Persistent use of methamphetamine is the single biggest risk factor for HIV seroconversion among gay and bisexual men, according to US research published in the Journal of Acquired Immune Deficiency Syndromes. Over 12-months of follow-up, 14% of men reporting persistent methamphetamine use were newly infected with HIV. This compared to a 2.5% incidence rate in the study population overall. Moreover, a third of study participants seroconverting for HIV were persistent users of the drug.
“Methamphetamine exacerbates HIV risk via increasing sexual libido while simultaneously reducing inhibitions,” comment the authors. “Our findings highlight the need to address methamphetamine use and its associated risks among sexual and gender minorities, the likes of which may also serve to help end the HIV epidemic.”
Methamphetamine – meth, crystal or ice – is a potent, addictive stimulant drug. Its use in the US (and many other countries) is especially high among gay and bisexual men, most notably those living with HIV. Research has long suggested that gay men using methamphetamine are a high-risk group for infection with HIV and other sexually transmitted infections (STIs).
Although use of the methamphetamine has declined in the general US population, this is not the case among gay and bisexual men. A recent article in The New York Times suggested that methamphetamine use in this population was “a crisis we are not talking about.”

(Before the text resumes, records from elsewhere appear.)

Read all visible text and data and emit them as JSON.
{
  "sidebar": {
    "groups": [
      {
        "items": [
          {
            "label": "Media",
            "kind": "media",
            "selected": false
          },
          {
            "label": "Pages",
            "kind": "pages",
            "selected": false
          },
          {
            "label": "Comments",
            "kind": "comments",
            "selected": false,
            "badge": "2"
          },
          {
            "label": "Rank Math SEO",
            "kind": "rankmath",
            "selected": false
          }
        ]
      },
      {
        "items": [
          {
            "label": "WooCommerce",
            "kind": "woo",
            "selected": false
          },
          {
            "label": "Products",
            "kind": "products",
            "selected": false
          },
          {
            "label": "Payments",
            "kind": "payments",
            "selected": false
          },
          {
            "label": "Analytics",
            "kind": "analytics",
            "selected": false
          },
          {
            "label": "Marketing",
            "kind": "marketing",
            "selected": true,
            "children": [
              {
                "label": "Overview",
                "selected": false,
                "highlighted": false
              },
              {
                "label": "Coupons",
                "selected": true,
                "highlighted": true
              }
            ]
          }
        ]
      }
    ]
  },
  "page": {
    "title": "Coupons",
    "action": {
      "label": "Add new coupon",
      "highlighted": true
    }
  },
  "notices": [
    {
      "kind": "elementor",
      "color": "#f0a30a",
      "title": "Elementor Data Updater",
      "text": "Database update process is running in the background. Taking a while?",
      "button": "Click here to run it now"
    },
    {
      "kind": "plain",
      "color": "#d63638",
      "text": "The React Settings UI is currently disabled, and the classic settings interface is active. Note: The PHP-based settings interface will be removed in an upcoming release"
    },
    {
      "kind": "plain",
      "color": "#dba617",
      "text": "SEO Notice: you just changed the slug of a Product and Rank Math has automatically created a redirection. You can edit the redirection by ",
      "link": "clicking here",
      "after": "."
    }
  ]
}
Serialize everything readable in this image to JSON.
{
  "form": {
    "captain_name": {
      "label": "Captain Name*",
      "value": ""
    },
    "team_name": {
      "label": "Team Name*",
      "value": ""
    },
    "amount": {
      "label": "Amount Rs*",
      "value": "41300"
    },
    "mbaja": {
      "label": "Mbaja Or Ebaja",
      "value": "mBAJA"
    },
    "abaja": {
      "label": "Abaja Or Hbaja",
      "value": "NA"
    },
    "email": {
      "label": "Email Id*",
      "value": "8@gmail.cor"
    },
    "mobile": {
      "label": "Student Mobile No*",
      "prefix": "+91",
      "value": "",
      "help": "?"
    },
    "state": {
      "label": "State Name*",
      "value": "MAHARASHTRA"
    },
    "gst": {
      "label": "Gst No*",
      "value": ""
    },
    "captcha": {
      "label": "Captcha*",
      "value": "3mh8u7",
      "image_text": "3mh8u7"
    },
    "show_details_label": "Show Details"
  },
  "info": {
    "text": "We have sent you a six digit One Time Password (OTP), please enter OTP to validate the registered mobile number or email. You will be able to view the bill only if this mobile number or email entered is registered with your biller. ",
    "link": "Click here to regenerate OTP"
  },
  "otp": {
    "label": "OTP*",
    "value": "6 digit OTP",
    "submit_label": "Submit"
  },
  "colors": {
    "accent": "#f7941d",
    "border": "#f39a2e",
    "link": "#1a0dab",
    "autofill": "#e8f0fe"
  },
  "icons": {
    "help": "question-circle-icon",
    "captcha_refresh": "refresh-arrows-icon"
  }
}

A team of investigators led by Dr Christian Grov of the City University of New York wanted to determine rates of meth use and its association with HIV seroconversion among gay and other men who have sex with men. They therefore examined information gathered in the Together 5000 study, an ongoing nationwide, internet-based cohort. Recruitment took place between 2017 and 2018 via gay dating apps.
The study recruited HIV-negative individuals who had risk factors for HIV infection but were not taking PrEP, aged between 16 and 49 years. While participation was open to transgender and non-binary people who had sex with men, the vast majority (98%) of the 4786 participants were cisgender men. Just over half the participants (54%) were White and 41% were college educated.
On recruitment, participants took an oral HIV self-test and were asked about their use of methamphetamine. These assessments were repeated after 12 months.
Rates of persistent methamphetamine use – participants who reported use of the drug before recruitment and during follow-up – were highest in states in the west (12%), followed by the south-east (9%), mid-west (7%) and north-east (5%).
Use of methamphetamine was highest among those aged 36 to 45 years (persistent use, 16%). Cisgender men were more likely to be persistent users than gender minority individuals (9% vs 4%).
A total of 115 new HIV infections were diagnosed during follow-up. This gave an incidence rate of 2.5%.
Over a third (36%) of individuals seroconverting were persistent methamphetamine users.
There was strong evidence that methamphetamine use was associated with increased odds of HIV infection. When compared to individuals who did not report use of the drug, participants who reported taking methamphetamine over the course of the study had a fourfold increase in the odds of HIV seroconversion (AOR = 3.95; 95% CI, 1.64-9.47).
The odds were even higher for persistent users (AOR = 7.11; 95% CI, 4.53-11.7).
Persistent methamphetamine use was the single biggest risk factor for infection with HIV during the study. The others were Black ethnicity (AOR = 2.88, 95% CI: 1.68-4.93) and a syphilis diagnosis during follow-up (AOR = 2.47, 95% CI: 1.48-4.11).
“Taken together, findings underscore the urgent need for implementation science research to test novel approaches for delivering scalable, evidence-based substance use interventions to optimize HIV prevention for methamphetamine users,” comment Dr Grov and colleagues. “Our findings suggest an urgent need to include assessment of methamphetamine use among… patients/clients given the alarming strong connection observed with HIV incidence.”
They conclude that urgent measures are needed to curb methamphetamine use among gay and other men who have sex with men. “Providers conducting HIV testing for gay and bisexual men should simultaneously assess for methamphetamine use,” they write. “Appropriate referrals for harm reduction both in sexual behavior and drug use, should be given to patients. PrEP can greatly reduce the biological risks of HIV infection; however, more data are needed to understand how methamphetamine may serve as a barrier to PrEP initiation, adherence, and long-term retention in care.”